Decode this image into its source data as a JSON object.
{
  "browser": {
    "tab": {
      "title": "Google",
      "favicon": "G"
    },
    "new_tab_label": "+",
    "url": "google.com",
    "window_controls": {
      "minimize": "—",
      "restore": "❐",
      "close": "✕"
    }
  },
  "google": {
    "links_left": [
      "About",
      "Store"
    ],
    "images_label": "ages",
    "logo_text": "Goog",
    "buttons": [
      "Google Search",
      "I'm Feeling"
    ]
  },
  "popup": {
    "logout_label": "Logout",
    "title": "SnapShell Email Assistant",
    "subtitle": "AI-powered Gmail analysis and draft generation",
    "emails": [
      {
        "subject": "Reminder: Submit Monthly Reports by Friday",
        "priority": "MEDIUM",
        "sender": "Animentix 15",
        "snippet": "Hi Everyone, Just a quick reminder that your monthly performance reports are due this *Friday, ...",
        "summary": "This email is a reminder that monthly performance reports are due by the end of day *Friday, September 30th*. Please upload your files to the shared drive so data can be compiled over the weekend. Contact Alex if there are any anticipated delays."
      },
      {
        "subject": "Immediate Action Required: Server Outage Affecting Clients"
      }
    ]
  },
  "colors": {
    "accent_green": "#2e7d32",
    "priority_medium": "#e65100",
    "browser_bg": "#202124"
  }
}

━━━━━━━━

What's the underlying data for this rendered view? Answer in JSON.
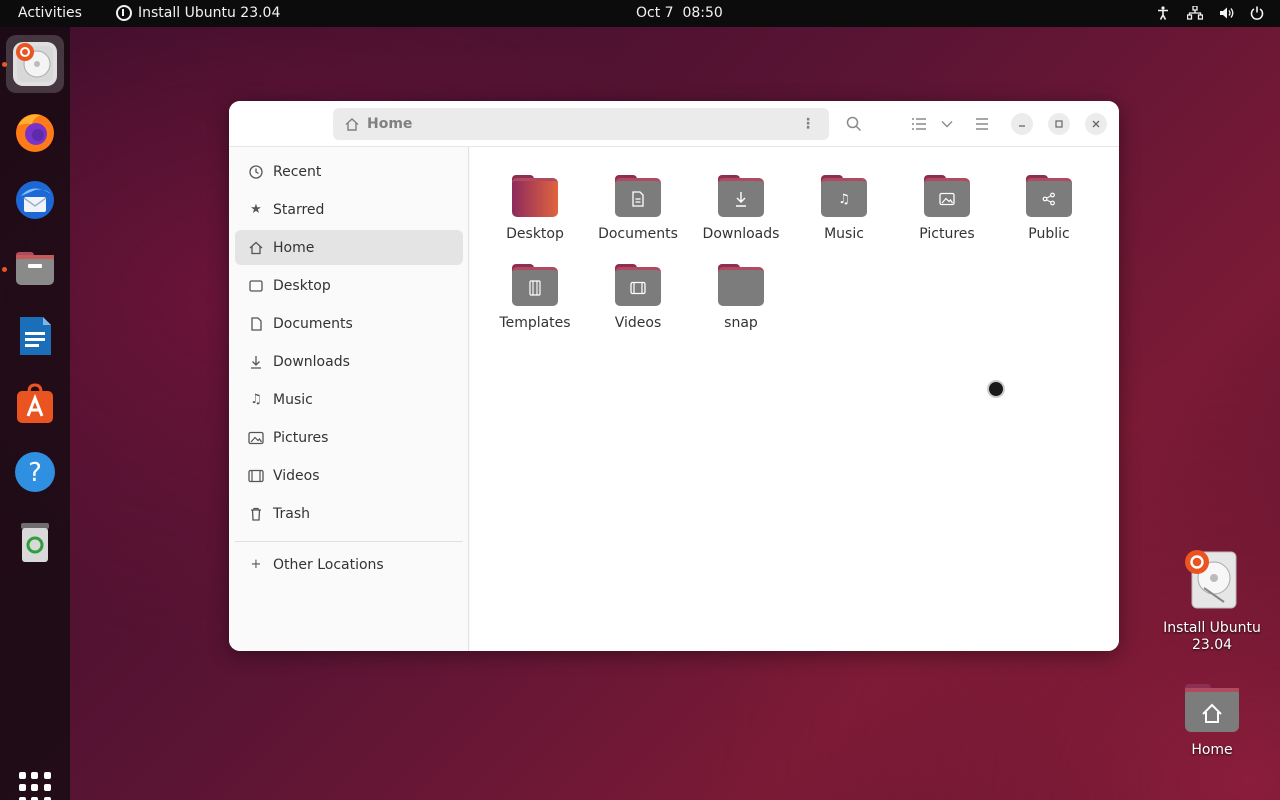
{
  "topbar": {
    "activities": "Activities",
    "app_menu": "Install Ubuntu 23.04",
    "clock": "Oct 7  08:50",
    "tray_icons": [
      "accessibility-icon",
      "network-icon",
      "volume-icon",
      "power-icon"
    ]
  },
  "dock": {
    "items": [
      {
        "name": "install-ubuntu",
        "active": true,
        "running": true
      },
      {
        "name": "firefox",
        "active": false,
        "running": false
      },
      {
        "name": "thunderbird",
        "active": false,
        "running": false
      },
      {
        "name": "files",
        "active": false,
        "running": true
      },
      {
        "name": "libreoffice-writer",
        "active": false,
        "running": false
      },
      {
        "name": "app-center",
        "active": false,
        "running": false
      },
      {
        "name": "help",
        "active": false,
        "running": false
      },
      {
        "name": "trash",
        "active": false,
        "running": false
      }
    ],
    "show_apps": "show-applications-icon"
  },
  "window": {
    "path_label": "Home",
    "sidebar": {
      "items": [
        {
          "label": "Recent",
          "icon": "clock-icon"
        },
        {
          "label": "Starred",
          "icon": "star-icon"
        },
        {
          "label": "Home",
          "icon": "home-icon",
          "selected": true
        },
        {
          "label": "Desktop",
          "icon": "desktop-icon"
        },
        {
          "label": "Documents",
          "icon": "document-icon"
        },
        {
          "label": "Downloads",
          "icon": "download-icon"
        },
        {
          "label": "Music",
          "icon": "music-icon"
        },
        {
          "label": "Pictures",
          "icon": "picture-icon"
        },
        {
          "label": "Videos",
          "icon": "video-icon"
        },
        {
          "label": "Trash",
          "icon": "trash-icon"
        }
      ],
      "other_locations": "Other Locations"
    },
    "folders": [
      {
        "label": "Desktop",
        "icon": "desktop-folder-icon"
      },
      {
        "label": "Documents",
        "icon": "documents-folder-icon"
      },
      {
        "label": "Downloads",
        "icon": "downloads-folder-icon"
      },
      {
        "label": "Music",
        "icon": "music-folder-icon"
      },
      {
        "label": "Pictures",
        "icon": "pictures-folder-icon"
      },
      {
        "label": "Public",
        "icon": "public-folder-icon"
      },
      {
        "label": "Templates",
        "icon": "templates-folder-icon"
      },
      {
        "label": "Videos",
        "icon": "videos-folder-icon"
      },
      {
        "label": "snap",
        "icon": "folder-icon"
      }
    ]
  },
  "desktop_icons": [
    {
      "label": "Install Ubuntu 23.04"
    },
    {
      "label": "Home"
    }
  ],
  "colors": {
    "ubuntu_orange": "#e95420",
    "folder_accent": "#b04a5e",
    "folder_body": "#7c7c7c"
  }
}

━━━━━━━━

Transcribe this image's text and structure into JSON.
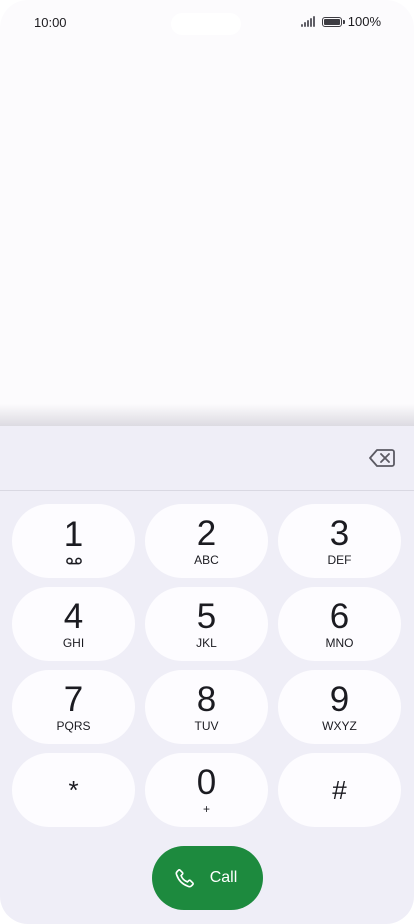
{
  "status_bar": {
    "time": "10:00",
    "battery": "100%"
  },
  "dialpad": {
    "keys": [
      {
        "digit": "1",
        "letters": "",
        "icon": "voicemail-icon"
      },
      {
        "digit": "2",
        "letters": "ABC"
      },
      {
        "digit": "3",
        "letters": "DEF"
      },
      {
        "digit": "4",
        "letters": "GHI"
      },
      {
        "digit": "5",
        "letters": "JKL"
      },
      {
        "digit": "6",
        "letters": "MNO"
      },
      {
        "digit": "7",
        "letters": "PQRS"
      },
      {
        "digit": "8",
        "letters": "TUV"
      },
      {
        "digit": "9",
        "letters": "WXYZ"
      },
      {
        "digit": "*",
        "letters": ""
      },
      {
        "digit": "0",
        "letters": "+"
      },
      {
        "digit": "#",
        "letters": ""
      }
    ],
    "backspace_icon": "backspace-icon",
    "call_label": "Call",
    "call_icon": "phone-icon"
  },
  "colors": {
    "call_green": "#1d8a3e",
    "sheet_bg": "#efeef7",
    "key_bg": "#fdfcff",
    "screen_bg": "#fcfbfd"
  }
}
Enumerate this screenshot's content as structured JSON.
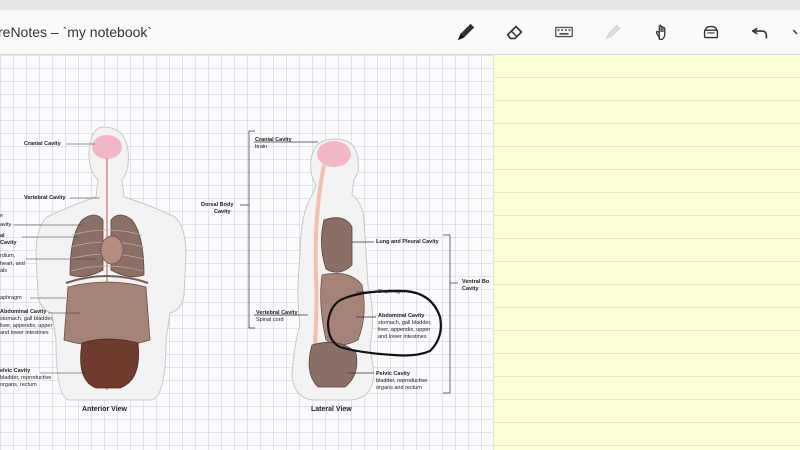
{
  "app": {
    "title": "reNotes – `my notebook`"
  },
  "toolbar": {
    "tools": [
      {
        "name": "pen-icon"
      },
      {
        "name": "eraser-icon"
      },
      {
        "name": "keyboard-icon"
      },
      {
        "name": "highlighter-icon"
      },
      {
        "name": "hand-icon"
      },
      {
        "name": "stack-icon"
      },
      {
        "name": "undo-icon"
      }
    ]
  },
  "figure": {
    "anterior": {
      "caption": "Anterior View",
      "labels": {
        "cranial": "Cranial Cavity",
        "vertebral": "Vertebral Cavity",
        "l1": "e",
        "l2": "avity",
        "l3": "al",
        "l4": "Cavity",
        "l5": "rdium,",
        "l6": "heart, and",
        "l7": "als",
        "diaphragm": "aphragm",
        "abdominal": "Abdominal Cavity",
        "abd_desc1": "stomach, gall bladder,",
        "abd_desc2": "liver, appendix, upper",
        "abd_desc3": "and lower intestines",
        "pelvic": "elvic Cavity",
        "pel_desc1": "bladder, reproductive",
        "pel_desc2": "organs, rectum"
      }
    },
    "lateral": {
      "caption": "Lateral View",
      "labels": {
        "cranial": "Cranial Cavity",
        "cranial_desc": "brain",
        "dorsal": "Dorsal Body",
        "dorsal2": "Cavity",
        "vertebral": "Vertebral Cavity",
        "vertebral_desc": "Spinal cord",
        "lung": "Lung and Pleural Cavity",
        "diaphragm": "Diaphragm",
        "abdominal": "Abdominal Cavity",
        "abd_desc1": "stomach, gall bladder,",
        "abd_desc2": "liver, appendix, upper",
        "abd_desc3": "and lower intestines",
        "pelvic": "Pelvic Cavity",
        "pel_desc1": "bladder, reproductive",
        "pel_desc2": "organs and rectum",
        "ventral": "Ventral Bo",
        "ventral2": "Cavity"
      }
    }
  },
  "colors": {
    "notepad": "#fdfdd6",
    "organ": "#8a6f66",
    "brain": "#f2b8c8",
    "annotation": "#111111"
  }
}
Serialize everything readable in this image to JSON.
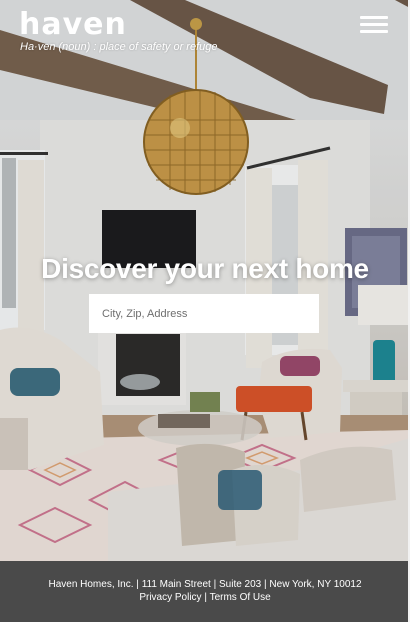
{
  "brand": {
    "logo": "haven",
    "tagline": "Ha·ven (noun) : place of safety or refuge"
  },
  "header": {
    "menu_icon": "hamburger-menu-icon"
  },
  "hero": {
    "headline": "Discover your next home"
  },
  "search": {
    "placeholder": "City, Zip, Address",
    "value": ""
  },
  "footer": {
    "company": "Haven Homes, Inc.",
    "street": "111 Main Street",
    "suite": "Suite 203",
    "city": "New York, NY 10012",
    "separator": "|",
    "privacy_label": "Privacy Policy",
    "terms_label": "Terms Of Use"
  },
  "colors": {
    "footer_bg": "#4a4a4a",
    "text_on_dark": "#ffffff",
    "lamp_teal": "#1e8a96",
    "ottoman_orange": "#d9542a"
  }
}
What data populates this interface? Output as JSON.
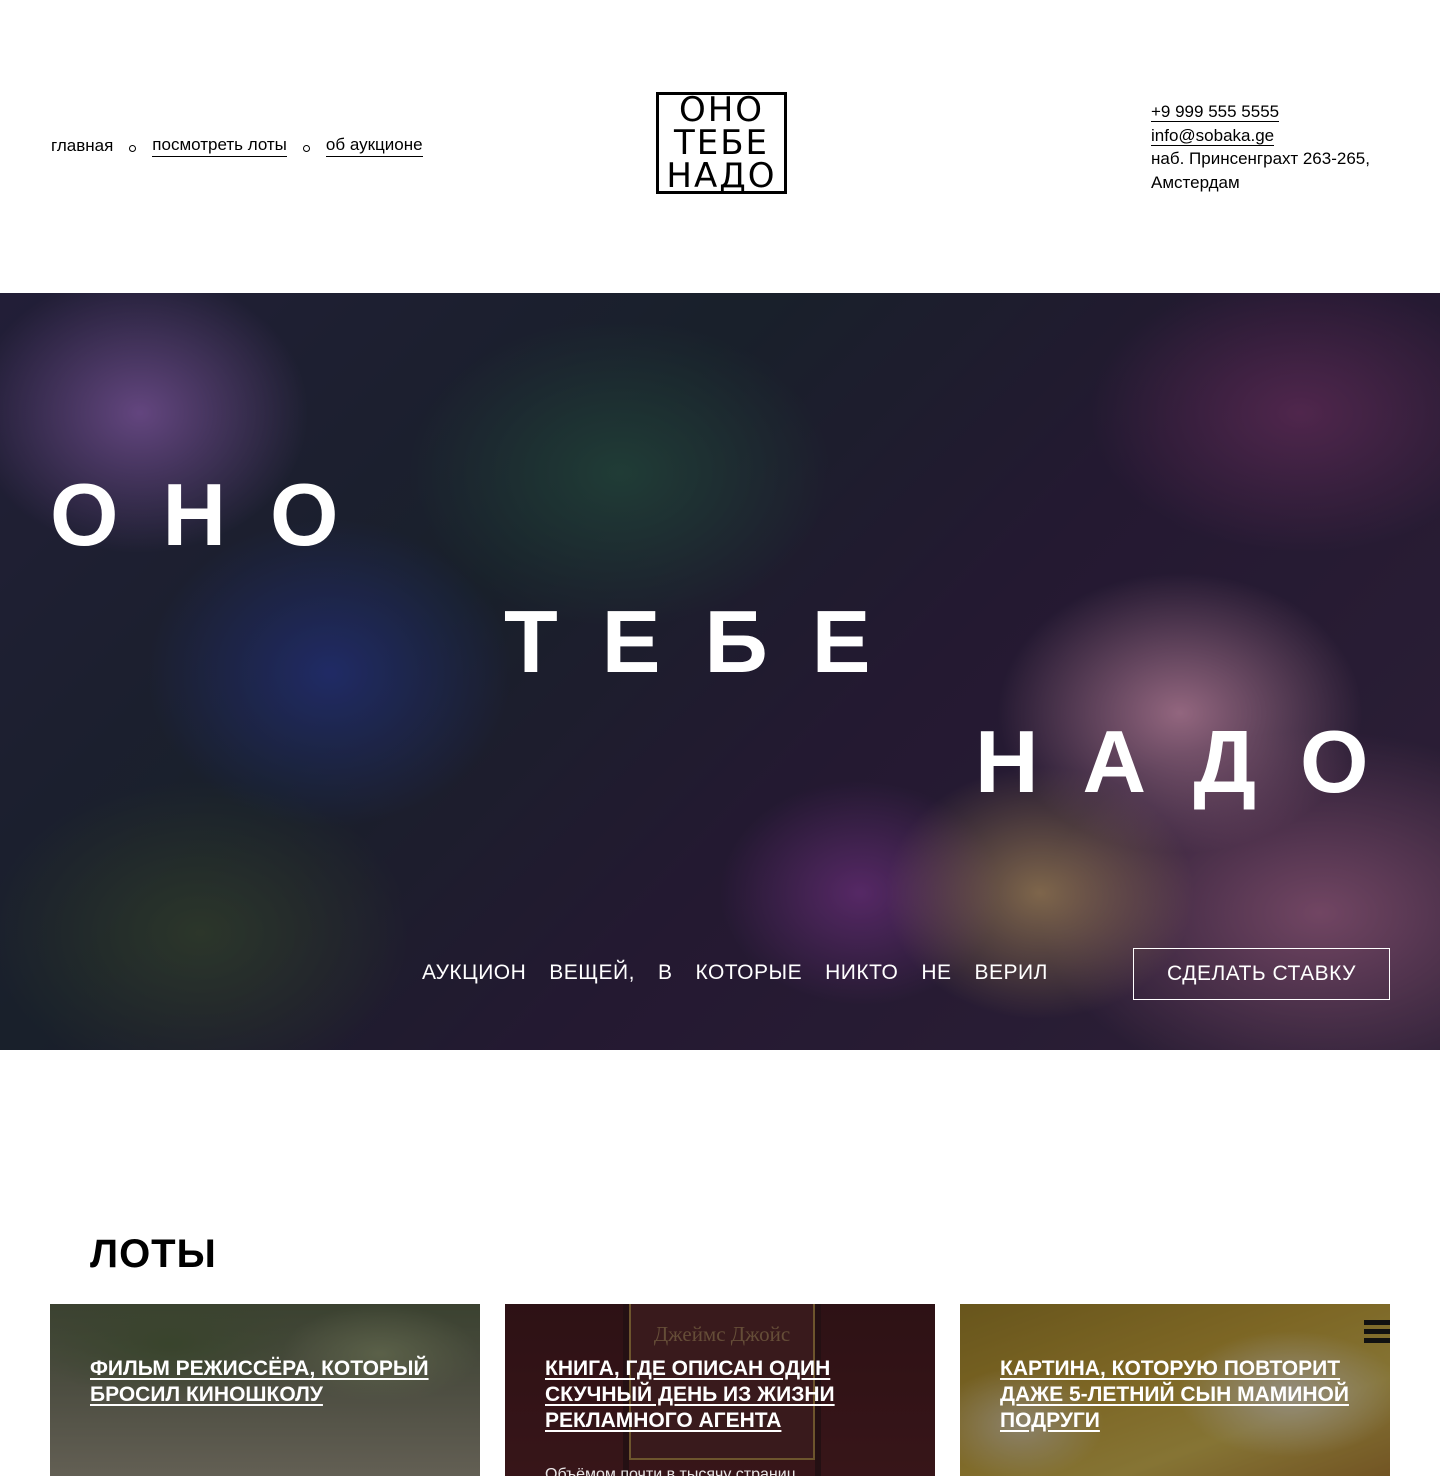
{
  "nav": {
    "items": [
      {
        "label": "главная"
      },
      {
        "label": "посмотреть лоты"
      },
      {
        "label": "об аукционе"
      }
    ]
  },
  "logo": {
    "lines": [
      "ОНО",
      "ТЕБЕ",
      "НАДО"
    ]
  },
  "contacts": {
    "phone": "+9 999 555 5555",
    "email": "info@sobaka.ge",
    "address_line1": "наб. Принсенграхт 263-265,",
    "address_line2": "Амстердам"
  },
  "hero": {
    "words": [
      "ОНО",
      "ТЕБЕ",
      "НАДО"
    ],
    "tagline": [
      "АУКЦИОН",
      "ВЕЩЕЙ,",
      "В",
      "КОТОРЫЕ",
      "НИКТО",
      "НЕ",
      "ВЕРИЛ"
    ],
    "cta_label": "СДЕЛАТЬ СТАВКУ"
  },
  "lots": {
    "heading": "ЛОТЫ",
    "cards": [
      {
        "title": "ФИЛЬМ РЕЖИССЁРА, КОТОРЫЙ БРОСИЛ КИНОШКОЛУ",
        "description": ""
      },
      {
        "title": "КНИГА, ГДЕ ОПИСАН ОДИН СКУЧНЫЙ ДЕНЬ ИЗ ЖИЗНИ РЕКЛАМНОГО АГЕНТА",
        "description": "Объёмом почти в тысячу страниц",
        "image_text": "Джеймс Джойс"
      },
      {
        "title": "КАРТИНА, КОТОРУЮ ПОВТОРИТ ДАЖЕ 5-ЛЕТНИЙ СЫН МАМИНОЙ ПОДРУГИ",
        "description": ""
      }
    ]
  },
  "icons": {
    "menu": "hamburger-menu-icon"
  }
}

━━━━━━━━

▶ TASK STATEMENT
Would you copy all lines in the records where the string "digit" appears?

▶ RESPONSE
        "digit": "1",
        "digit": "2",
        "digit": "3",
        "digit": "4",
        "digit": "5",
        "digit": "6",
        "digit": "7",
        "digit": "8",
        "digit": "9",
        "digit": "*",
        "digit": "0",
        "digit": "#",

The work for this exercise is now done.